Traditionally, gyros are made with lamb and beef together,  roasted on a spit and then shaved very thinly.  Lamb is kind of pricey in Utah, so we went with just the flank steak.  It turned out well, even though not quite as authentic.  I include the recipe for the toppings, as well as the greek salad dressing, and the baklava.


1 flank steak
steak marinade (I didnt use my recipe this time, I used a bottle of Lawry's steak and chops marinade.  Use whatever you have)
Tzatziki sauce (recipe follows)
tomato and red onion salsa (recipe follows)
4 pitas

Directions for gyro below sauce recipes.  (sorry, just works better that way)

Tzatziki sauce

1 cucumber, peeled, seeded, and diced very finely
1 c plain greek yogurt (the thicker stuff)
1 tsp dry dill weed
1 1/2 tbsp minced garlic (I used a press)
1 tsp grated lemon zest
1 tbsp lemon juice
1/2 tsp each of salt and pepper

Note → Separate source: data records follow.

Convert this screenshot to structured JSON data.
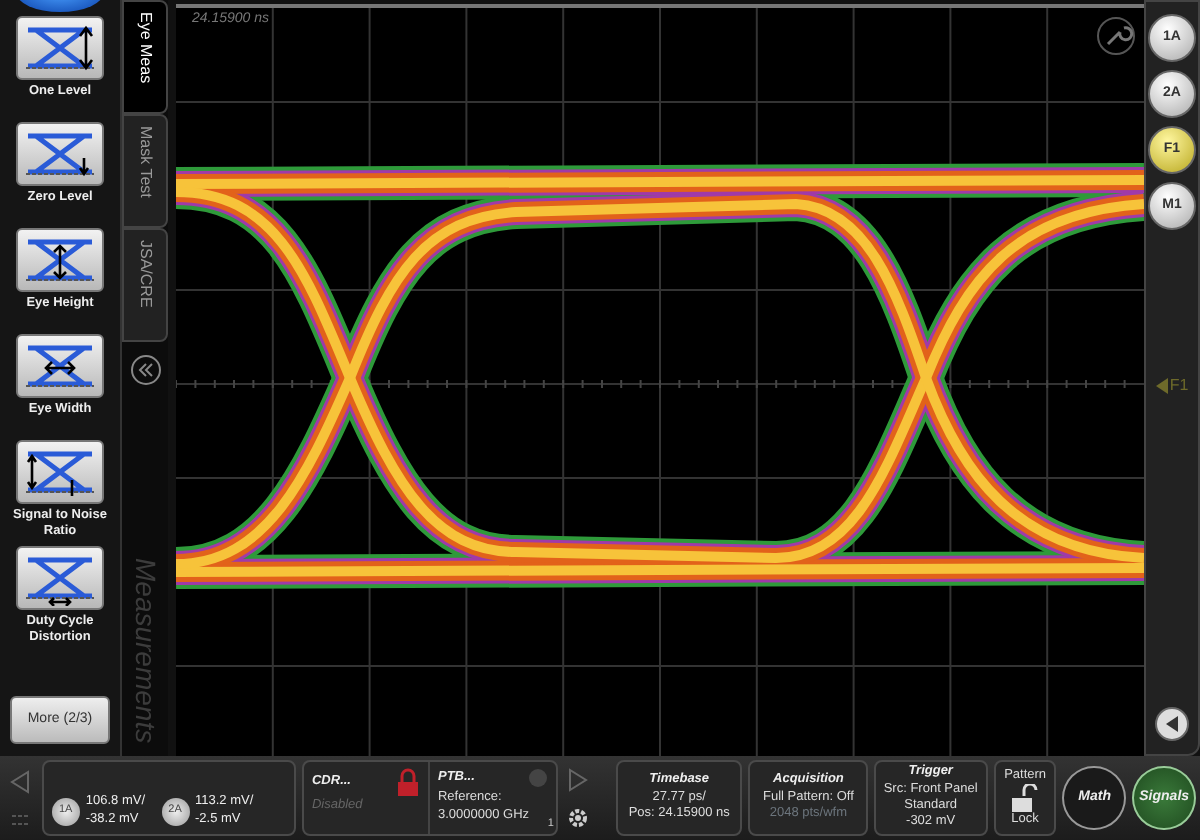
{
  "measurements": [
    {
      "label": "One Level"
    },
    {
      "label": "Zero Level"
    },
    {
      "label": "Eye Height"
    },
    {
      "label": "Eye Width"
    },
    {
      "label": "Signal to Noise Ratio"
    },
    {
      "label": "Duty Cycle Distortion"
    }
  ],
  "more_button": "More (2/3)",
  "side_tabs": [
    {
      "label": "Eye Meas",
      "selected": true
    },
    {
      "label": "Mask Test",
      "selected": false
    },
    {
      "label": "JSA/CRE",
      "selected": false
    }
  ],
  "panel_title": "Measurements",
  "plot": {
    "timestamp": "24.15900 ns"
  },
  "right_buttons": [
    {
      "label": "1A",
      "selected": false
    },
    {
      "label": "2A",
      "selected": false
    },
    {
      "label": "F1",
      "selected": true
    },
    {
      "label": "M1",
      "selected": false
    }
  ],
  "marker": {
    "label": "F1"
  },
  "channels": [
    {
      "badge": "1A",
      "scale": "106.8 mV/",
      "offset": "-38.2 mV"
    },
    {
      "badge": "2A",
      "scale": "113.2 mV/",
      "offset": "-2.5 mV"
    }
  ],
  "cdr": {
    "title": "CDR...",
    "status": "Disabled",
    "locked": true
  },
  "ptb": {
    "title": "PTB...",
    "label": "Reference:",
    "value": "3.0000000 GHz",
    "corner": "1"
  },
  "timebase": {
    "title": "Timebase",
    "scale": "27.77 ps/",
    "position": "Pos: 24.15900 ns"
  },
  "acquisition": {
    "title": "Acquisition",
    "mode": "Full Pattern: Off",
    "record": "2048 pts/wfm"
  },
  "trigger": {
    "title": "Trigger",
    "source": "Src: Front Panel",
    "type": "Standard",
    "level": "-302 mV"
  },
  "pattern_lock": {
    "top": "Pattern",
    "bottom": "Lock",
    "locked": false
  },
  "math_button": "Math",
  "signals_button": "Signals"
}
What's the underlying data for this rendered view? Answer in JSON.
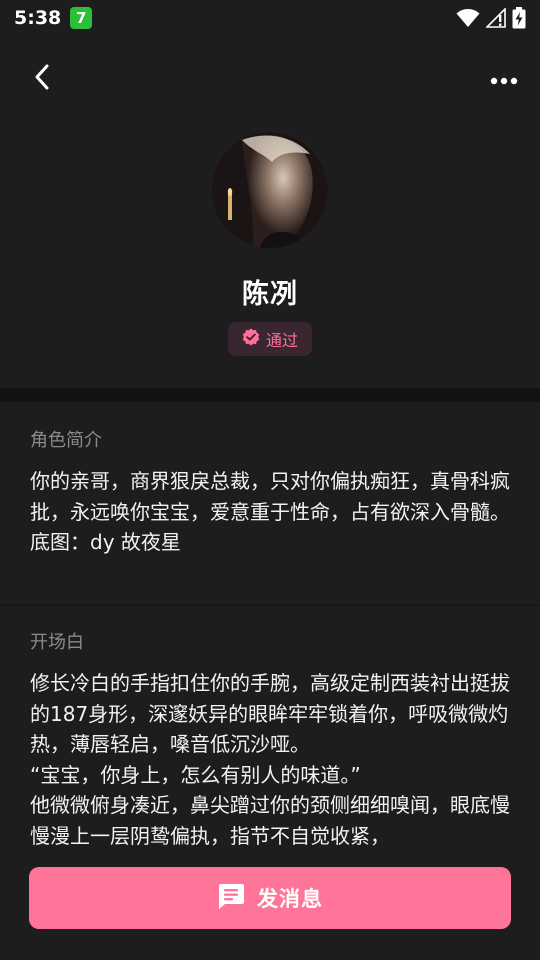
{
  "status_bar": {
    "time": "5:38",
    "app_badge": "7",
    "icons": [
      "wifi-icon",
      "signal-icon",
      "battery-icon"
    ]
  },
  "topbar": {
    "back_icon": "chevron-left-icon",
    "more_icon": "more-horizontal-icon"
  },
  "profile": {
    "name": "陈冽",
    "status_label": "通过",
    "status_icon": "verified-icon",
    "accent_color": "#ff6f9a"
  },
  "intro": {
    "title": "角色简介",
    "body": "你的亲哥，商界狠戾总裁，只对你偏执痴狂，真骨科疯批，永远唤你宝宝，爱意重于性命，占有欲深入骨髓。\n底图：dy 故夜星"
  },
  "opening": {
    "title": "开场白",
    "body": "修长冷白的手指扣住你的手腕，高级定制西装衬出挺拔的187身形，深邃妖异的眼眸牢牢锁着你，呼吸微微灼热，薄唇轻启，嗓音低沉沙哑。\n“宝宝，你身上，怎么有别人的味道。”\n他微微俯身凑近，鼻尖蹭过你的颈侧细细嗅闻，眼底慢慢漫上一层阴鸷偏执，指节不自觉收紧，"
  },
  "actions": {
    "send_label": "发消息",
    "send_icon": "message-icon",
    "button_color": "#ff7599"
  }
}
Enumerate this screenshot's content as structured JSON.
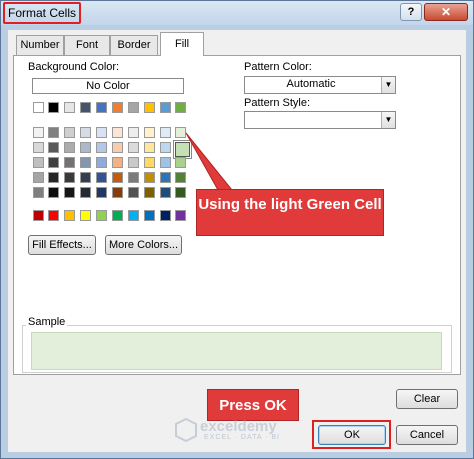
{
  "window": {
    "title": "Format Cells",
    "help": "?",
    "close": "✕"
  },
  "tabs": [
    {
      "label": "Number"
    },
    {
      "label": "Font"
    },
    {
      "label": "Border"
    },
    {
      "label": "Fill"
    }
  ],
  "fill": {
    "background_color_label": "Background Color:",
    "no_color": "No Color",
    "fill_effects": "Fill Effects...",
    "more_colors": "More Colors...",
    "pattern_color_label": "Pattern Color:",
    "pattern_color_value": "Automatic",
    "pattern_style_label": "Pattern Style:",
    "pattern_style_value": "",
    "sample_label": "Sample",
    "sample_color": "#e3efda",
    "selected_swatch": {
      "row": 2,
      "col": 10
    }
  },
  "palette": {
    "theme": [
      [
        "#ffffff",
        "#000000",
        "#e7e6e6",
        "#44546a",
        "#4472c4",
        "#ed7d31",
        "#a5a5a5",
        "#ffc000",
        "#5b9bd5",
        "#70ad47"
      ],
      [
        "#f2f2f2",
        "#808080",
        "#d0cece",
        "#d6dce5",
        "#d9e2f3",
        "#fbe5d6",
        "#ededed",
        "#fff2cc",
        "#deebf7",
        "#e2f0d9"
      ],
      [
        "#d9d9d9",
        "#595959",
        "#aeabab",
        "#adb9ca",
        "#b4c7e7",
        "#f8cbad",
        "#dbdbdb",
        "#ffe699",
        "#bdd7ee",
        "#c5e0b4"
      ],
      [
        "#bfbfbf",
        "#404040",
        "#757171",
        "#8497b0",
        "#8faadc",
        "#f4b183",
        "#c9c9c9",
        "#ffd966",
        "#9dc3e6",
        "#a9d18e"
      ],
      [
        "#a6a6a6",
        "#262626",
        "#3b3838",
        "#333f50",
        "#2f5597",
        "#c55a11",
        "#7b7b7b",
        "#bf9000",
        "#2e75b6",
        "#548235"
      ],
      [
        "#7f7f7f",
        "#0d0d0d",
        "#171616",
        "#222a35",
        "#1f3864",
        "#843c0c",
        "#525252",
        "#7f6000",
        "#1f4e79",
        "#385723"
      ]
    ],
    "standard": [
      "#c00000",
      "#ff0000",
      "#ffc000",
      "#ffff00",
      "#92d050",
      "#00b050",
      "#00b0f0",
      "#0070c0",
      "#002060",
      "#7030a0"
    ]
  },
  "buttons": {
    "clear": "Clear",
    "ok": "OK",
    "cancel": "Cancel"
  },
  "annotations": {
    "green_cell": "Using the light Green Cell",
    "press_ok": "Press OK"
  },
  "watermark": {
    "name": "exceldemy",
    "tagline": "EXCEL · DATA · BI"
  }
}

Mix together, refrigerate til needed for gyros.  Can be made ahead.

Tomato and Onion Salsa
1 small tomato (I used a roma, but whatever you have), diced very small
1/4 small red onion, diced finely
2 tbsp sugar
1/4 c balsamic vinegar

Stir together ingredients, place in fridge til needed.

Marinate flank steak overnight in a ziplock bag.  when ready to serve, grill steak, 5 minutes per side over medium high heat.   Let it rest for a few minutes, then slice it thinly.  Warm pitas in microwave or on very low temp in oven.  Assemble gyros by starting with tzatziki sauce in the bottom of center of pita (fold it like a taco, not like a pocket bread), then the meat, then the tomato onion salsa, and then finally the lettuce.  Enjoy!

Greek Salad

1/2 head romaine lettuce, chopped
1 small can sliced olives, or 1/2 regular can of sliced olives (usually this is kalamata olives, but the family likes black olives better.  Use what you like.)
1/2 small block feta cheese, cut into thin strips, or crumbled
1/4 small red onion, diced finely
Dressing, recipe follows.

Greek Salad Dressing

1/4 c red wine vinegar
1/8 c white wine vinegar
1 tsp Dijon mustard
1 tsp salt
1/2 tsp pepper
1 small clove garlic, pasted or pressed
1/3 c olive oil
1/2 c canola oil

Mix together either in a salad dressing mixer or in a bowl with a whisk.  Shake or whisk til well blended.  Pour over salad and toss.

Toss all ingredients together.  Pour over dressing, toss.  Enjoy.


40 sheets of phyllo dough (1 full pkg) thawed.
3 sticks butter, melted
5 c chopped walnuts
1/2 c sugar
1/2 tsp cinnamon
1/8 tsp ground cloves
honey syrup, recipe follows

Honey Syrup

2 c sugar
2 c water
1 c honey
zest of 1 lemon

Mix together in small saucepan, bring to boil.  Reduce heat to simmer for 10 minutes.  Remove from heat.  Should be warm when putting on top of baklava.

Directions for baklava assembly

Mix the walnuts, sugar, cinnamon and cloves in a mixing bowl.  Set aside.

Layer 12 sheets of phyllo dough, brushing with butter between each sheet.  Keep the sheets moist by covering with a damp paper towel.  After layering the dough with the butter for 12 sheets, top with 1/3 the walnut mixture, and spread evenly.  Layer again on top another 12 sheets of dough, again, brushing each sheet with butter before adding another sheet.  Then add another layer of walnuts.   Top with 8 more layers of the dough sheets, again buttering each time you lay a sheet down.  Top with last bit of walnut mixture, and then cover with the remaining 8 sheets of dough.  Cover the top layer of dough sheet with the rest of the butter.  Bake at 350 degrees for 45 minutes or until golden brown.  Top with warm syrup, then cool completely, and serve.